Confession: I said that this week’s article would be the last of “The Talk.” I now see that last week’s “charge to fathers” was truly the capstone of that series.
I promised to explore ways fathers shape their son’s masculinity and their daughter’s femininity (more than anything we mothers can do — a bold statement, I know) and I will honor that, but something happened this week that caused me to re-evaluate ending here.
When : “What if Dads are not rising to the call? How do we fill that ‘missing piece?'" I realized that there was more to cover than could be contained in “one more” article.
So, we begin a new series, "Dads and Mentors," but I can't say that the issue of sexuality won't come up — in fact, it's the underlying subject here, too. (Surely you're not getting sick of all this "sex talk?!")
Moms, thank you for your readership (keep reading!) but this week is for the men.
Dads — when you don’t do (or know how to do) your “job,” it leaves a gaping hole.
Why is having “Dad’s” approval critical for a child’s emotional well-being?
We were designed to have it: to need it and to get it. We aren’t supposed to have to long for it. Dads are meant to be a picture of the strength, tenderness, high expectation (and belief in us to get there) and unconditional love and acceptance that our heavenly Father has for us.
OK, men, even if you don’t believe we have a “heavenly father,” your spirit tells you that Dads were indeed meant to be all of the other things I’ve mentioned. Don’t stop reading just because I “got all religious” on you.

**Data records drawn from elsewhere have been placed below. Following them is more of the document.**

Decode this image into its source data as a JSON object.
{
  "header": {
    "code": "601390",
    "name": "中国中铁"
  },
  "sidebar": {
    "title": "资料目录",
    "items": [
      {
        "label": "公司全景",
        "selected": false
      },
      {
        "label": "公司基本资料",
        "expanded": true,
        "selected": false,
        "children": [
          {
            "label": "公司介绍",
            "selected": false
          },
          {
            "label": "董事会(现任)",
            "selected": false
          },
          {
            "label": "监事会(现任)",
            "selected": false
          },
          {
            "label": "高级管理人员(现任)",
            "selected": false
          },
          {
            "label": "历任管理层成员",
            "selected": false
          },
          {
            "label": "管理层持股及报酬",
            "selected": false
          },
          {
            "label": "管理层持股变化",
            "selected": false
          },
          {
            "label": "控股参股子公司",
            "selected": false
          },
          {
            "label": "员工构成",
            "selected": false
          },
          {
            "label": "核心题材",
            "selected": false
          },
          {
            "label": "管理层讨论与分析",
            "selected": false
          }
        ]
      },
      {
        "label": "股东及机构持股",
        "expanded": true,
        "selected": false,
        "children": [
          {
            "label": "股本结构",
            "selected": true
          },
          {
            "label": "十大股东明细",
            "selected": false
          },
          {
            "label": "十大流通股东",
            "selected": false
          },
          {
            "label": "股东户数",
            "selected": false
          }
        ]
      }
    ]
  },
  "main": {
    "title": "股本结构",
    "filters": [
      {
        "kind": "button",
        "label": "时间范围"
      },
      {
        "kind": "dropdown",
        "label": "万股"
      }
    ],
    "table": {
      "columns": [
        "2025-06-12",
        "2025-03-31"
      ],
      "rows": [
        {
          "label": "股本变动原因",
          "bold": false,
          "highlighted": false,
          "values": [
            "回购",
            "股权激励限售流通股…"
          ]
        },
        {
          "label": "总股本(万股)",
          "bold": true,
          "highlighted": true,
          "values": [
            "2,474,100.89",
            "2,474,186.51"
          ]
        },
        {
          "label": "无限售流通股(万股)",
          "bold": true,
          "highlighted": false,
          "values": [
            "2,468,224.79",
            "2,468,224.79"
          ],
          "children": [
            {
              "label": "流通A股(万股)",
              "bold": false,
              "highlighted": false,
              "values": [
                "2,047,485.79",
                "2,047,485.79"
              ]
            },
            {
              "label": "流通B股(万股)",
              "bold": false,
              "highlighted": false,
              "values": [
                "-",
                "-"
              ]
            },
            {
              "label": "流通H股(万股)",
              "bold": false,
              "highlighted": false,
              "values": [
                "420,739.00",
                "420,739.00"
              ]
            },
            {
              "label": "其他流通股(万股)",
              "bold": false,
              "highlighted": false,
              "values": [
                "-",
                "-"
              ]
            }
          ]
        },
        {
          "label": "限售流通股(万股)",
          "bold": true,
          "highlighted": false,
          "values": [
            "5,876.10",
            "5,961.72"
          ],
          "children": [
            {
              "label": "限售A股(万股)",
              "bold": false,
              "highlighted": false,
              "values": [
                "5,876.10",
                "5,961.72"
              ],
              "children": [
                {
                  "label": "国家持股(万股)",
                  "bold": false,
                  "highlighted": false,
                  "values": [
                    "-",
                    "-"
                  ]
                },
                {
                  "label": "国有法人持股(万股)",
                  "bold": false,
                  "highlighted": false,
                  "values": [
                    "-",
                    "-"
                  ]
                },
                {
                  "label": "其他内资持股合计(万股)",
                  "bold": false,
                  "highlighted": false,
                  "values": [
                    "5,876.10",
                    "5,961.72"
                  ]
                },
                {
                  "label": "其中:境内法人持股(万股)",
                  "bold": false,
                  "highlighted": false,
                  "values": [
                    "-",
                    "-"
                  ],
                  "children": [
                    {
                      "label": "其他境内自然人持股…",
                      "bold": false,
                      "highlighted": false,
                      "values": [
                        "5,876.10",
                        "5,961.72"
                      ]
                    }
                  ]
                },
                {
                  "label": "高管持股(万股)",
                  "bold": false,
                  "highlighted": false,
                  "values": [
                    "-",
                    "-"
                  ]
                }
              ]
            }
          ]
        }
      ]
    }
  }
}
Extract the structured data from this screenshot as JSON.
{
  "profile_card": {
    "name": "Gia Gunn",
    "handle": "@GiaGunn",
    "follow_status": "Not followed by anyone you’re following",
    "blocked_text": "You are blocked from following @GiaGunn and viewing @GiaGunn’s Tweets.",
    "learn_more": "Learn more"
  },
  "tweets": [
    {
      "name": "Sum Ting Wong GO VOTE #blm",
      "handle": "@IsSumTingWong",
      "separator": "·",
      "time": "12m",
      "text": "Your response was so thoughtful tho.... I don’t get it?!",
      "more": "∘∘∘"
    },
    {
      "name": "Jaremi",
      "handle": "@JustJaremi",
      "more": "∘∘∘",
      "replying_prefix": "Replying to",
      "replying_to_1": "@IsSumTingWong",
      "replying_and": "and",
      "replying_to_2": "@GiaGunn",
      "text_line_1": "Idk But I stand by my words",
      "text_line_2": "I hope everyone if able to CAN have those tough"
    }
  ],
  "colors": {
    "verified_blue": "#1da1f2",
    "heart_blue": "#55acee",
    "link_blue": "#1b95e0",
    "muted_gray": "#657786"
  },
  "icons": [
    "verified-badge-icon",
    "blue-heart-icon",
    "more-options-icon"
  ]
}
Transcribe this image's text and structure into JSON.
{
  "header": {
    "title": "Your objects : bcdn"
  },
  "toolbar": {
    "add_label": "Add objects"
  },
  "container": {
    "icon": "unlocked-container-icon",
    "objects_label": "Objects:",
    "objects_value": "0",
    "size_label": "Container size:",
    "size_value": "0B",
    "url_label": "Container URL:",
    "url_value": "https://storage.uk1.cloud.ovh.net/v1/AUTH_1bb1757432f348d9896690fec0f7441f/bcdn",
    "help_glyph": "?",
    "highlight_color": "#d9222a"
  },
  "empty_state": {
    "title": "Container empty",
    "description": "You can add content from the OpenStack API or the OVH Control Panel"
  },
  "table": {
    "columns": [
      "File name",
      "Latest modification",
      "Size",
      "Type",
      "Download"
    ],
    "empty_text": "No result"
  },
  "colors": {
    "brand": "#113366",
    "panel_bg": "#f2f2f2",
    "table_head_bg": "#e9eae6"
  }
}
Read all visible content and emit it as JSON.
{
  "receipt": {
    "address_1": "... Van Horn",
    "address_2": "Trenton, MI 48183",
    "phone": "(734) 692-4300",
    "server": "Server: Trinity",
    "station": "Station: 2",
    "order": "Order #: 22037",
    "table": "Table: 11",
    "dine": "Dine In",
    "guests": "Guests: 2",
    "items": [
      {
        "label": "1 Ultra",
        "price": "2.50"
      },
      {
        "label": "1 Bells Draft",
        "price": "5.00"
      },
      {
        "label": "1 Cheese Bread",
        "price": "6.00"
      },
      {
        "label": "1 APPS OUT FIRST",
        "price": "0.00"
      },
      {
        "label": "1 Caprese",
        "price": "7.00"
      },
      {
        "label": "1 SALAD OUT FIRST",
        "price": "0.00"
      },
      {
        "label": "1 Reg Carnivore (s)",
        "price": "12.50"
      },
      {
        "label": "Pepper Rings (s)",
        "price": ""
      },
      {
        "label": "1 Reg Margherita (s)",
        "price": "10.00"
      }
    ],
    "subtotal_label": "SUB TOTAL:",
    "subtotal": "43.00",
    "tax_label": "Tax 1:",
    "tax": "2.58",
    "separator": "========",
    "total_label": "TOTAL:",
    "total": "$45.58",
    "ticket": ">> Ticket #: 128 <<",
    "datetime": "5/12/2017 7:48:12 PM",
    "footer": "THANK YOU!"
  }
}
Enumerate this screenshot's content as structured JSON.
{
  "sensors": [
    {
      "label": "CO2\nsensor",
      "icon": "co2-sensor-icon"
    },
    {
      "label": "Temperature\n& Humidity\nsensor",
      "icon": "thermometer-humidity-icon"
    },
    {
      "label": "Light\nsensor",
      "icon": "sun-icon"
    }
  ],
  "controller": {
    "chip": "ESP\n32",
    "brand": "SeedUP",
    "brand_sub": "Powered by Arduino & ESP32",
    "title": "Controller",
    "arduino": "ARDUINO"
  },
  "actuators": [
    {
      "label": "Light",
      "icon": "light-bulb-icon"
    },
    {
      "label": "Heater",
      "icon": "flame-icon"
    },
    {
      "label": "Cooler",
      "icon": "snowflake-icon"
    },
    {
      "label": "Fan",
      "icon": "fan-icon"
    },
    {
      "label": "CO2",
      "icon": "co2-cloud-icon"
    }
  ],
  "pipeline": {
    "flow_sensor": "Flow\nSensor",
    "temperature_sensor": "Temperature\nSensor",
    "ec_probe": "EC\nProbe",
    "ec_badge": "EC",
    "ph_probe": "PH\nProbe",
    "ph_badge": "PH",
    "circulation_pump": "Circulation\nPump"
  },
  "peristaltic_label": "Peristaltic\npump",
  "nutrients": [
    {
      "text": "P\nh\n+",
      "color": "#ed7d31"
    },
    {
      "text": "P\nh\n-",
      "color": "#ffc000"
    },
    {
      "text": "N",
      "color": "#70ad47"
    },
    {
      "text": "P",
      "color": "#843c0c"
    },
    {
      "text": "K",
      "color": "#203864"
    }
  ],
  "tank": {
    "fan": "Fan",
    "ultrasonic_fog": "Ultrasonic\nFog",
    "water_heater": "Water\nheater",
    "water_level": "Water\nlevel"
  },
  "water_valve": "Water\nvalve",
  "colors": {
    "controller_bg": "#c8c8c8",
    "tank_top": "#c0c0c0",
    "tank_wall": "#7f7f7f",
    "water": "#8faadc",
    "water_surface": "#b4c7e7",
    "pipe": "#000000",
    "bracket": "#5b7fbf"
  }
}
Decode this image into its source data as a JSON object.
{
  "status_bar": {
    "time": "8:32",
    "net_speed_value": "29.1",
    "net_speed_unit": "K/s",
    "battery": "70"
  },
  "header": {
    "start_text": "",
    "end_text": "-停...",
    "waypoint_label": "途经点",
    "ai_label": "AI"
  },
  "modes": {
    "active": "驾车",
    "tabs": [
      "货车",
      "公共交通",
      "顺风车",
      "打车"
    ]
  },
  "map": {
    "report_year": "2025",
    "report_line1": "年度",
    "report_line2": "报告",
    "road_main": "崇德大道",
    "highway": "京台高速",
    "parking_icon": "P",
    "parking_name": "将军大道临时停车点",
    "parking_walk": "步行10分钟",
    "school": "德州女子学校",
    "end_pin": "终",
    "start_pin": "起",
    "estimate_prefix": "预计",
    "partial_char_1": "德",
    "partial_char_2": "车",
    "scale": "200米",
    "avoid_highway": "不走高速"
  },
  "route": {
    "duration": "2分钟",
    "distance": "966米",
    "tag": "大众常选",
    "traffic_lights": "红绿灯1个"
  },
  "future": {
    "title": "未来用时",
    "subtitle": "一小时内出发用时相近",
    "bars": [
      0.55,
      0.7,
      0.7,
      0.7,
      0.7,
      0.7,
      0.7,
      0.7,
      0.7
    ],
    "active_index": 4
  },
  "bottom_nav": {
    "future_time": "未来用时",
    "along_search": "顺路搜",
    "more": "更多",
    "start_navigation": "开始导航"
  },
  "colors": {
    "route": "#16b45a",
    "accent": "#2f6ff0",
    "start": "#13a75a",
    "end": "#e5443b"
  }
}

If you’re like most men (and women), you have a “father-wound." You only have to scratch the surface to expose it. If this article doesn’t provide answers, I hope it stirs up questions so you can find healing.
In 1994, a friend loaned me a cassette tape (I hear you: "What’s that?!”) containing Gordon Dalbey’s message “Fathers and Daughters.” That
was the beginning of my quest. Little did I know, the speaker would become a “spiritual father” to me, mentoring me as I mentored girls and women.
Much of what I want to share with you, Gordon writes about, so I’m linking to his article “Father Hunger” here.
Dalbey polled 350 fathers: “When you first became a father, did your own dad reach out to you — maybe with a phone call, a letter or a visit — to give you encouragement, support or advice?” Only five hands went up.
And we wonder why men withdraw from their children?
“You can kill a living organism [like a plant] in two ways,” says Dalbey. “You can cut it down, smash it or beat it up. Or, you can just leave it alone and not water it…”
The father-wound is often a “wound of absence” — emotional and/or physical.
Dads — when your son is little, he wants to be just like you. Can you think of a higher compliment? As he grows, he will continue to want to be like you if you’re worthy of his admiration. He may become like you even if you are not worthy of his imitation.
Unfathered men grow up to be fathers just the same.
Sons who are affirmed, on the other hand, find security in who they are, because they are secure in who their fathers are. .
When my son was old enough to dress himself, he would run to his dad on Sunday mornings to see what he was wearing to church. Then he would come back with khakis and the same color shirt my husband had on. We laughed, but we knew there was a serious lesson there.
Sons watch. They also listen to (and for) their fathers’ words.
What if my husband had met my son’s imitation with: “Can’t you think for yourself?”
It would have crushed his tender spirit. (You know if you ever received biting words from your father.)
Instead, my husband always celebrated, saying something like: “Look how 'snazzy' we are!”
My son is the most fortunate young man on the planet.
He has grown up with a father who has loved him expressively, in action and with words. His dad taught him skills and spent time with him in recreation, prayed with and for him and affirmed him daily, speaking words of blessing that have become a self-fulfilling prophesy of Good in his life. My son is physically strong, emotionally supportive, generous and protective. He has an incredible work ethic. These qualities were built into him, from birth, by the only one who could do so: his father.
No matter how loving and nurturing I may have been, I could not give him these gifts.
Both Gordon Dalbey and John Eldredge (who actually credits Dalbey with starting him out on his "journey of the heart!") point out that sons who can’t trust in the affirmation of their fathers end up looking more to their mothers, identifying more with “the woman” than “the man.” Eventually, they grasp onto their wives or one woman after another to find affirmation that can’t really be found there.
“No woman, no matter how present, loving and helpful, can be a father,” Dalbey says.
When a father does not “embrace, encourage, guide and protect,” a son grows up thinking he is not valued, and he must not be worth much. He must not have much to contribute to the world. This, too, can be a self-fulfilling prophecy.
Dads, don’t let your sons be “suckered” into “counterfeit masculinity” (searching for meaning in negative influences like alcohol, drugs, junk food, porn, shallow sexual relationships, ego, the list goes on.)
Instead, show them what it means to be a real man. (As my mentor's famous saying goes: “A real man is a man who is real.”)
More in coming weeks on how to be real in your fathering as we talk about “Fathers and Daughters” and “Trustworthy Mentors who Stand in the Gap.”